(SUPPLIED RECORDS Opens)

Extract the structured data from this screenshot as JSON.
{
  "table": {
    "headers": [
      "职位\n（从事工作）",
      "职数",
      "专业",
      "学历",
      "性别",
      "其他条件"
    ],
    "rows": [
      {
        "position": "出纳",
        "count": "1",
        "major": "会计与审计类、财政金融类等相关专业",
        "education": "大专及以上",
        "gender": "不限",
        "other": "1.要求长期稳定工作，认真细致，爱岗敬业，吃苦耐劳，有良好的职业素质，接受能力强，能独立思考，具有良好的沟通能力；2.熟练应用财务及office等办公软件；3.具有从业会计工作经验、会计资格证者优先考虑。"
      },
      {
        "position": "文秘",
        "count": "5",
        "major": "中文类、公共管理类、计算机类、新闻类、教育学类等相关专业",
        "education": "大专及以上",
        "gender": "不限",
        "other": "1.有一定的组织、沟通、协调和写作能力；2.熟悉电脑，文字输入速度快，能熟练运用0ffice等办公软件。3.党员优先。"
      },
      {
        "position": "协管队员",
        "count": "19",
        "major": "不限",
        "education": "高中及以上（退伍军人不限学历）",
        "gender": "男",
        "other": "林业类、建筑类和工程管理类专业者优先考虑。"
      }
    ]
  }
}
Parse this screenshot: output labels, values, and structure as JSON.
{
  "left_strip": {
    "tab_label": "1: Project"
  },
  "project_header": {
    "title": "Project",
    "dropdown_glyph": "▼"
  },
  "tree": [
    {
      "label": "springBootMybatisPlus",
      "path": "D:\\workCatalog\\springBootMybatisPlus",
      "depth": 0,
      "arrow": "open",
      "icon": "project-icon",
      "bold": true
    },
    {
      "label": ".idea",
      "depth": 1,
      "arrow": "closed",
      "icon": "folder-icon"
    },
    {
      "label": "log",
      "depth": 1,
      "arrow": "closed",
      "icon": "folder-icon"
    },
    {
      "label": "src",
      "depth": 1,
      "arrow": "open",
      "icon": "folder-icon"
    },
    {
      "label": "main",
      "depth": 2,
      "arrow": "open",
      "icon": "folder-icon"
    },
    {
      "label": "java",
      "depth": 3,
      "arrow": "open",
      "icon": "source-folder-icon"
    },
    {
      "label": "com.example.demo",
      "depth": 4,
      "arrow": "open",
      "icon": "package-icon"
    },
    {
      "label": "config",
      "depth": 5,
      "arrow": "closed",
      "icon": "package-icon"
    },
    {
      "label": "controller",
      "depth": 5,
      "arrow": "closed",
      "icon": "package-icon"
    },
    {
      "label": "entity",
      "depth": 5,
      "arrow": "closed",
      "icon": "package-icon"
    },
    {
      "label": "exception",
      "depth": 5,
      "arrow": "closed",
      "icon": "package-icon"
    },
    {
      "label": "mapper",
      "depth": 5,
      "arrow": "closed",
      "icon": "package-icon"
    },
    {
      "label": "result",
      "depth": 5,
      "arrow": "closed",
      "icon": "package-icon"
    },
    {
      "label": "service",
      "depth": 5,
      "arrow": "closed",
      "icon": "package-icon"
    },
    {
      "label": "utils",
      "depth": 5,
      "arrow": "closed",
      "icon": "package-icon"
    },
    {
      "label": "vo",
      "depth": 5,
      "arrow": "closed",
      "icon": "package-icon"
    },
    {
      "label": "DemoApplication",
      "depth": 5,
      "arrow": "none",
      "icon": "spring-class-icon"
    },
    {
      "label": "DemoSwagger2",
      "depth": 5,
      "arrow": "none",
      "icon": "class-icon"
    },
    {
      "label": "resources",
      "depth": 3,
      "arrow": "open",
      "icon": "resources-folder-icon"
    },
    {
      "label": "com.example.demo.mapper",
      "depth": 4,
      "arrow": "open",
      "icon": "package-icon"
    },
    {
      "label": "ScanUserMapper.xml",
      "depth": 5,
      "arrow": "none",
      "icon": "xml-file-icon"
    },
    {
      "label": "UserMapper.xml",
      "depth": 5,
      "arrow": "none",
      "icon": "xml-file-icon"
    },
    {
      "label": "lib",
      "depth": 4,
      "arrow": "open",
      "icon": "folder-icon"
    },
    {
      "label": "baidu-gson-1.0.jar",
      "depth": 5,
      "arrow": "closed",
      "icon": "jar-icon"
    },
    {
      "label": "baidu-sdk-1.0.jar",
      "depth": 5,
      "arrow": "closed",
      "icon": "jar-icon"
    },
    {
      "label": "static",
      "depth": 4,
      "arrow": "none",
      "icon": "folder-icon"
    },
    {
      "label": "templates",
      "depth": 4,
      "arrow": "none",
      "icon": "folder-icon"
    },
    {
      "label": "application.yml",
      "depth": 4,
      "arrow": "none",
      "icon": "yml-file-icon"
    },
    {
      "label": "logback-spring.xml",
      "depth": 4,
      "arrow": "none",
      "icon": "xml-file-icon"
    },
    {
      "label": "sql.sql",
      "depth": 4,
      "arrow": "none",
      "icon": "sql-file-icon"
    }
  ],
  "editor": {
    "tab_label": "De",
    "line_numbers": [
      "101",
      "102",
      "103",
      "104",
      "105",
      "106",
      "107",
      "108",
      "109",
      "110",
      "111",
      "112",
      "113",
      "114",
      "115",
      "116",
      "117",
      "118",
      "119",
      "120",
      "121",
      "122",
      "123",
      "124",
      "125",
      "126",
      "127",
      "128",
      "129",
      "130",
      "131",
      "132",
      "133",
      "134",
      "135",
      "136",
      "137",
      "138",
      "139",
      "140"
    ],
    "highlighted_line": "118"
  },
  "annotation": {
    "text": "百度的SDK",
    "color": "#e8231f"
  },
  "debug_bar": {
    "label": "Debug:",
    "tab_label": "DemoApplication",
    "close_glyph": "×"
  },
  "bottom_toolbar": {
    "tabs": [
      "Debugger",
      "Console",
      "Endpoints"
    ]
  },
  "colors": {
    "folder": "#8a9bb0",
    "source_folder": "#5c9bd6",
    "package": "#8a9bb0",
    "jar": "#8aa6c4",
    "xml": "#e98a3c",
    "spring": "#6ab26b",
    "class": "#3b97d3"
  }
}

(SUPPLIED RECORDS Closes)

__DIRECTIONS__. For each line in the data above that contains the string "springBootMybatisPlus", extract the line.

__RESPONSE TO THE TASK__.
      "label": "springBootMybatisPlus",
      "path": "D:\\workCatalog\\springBootMybatisPlus",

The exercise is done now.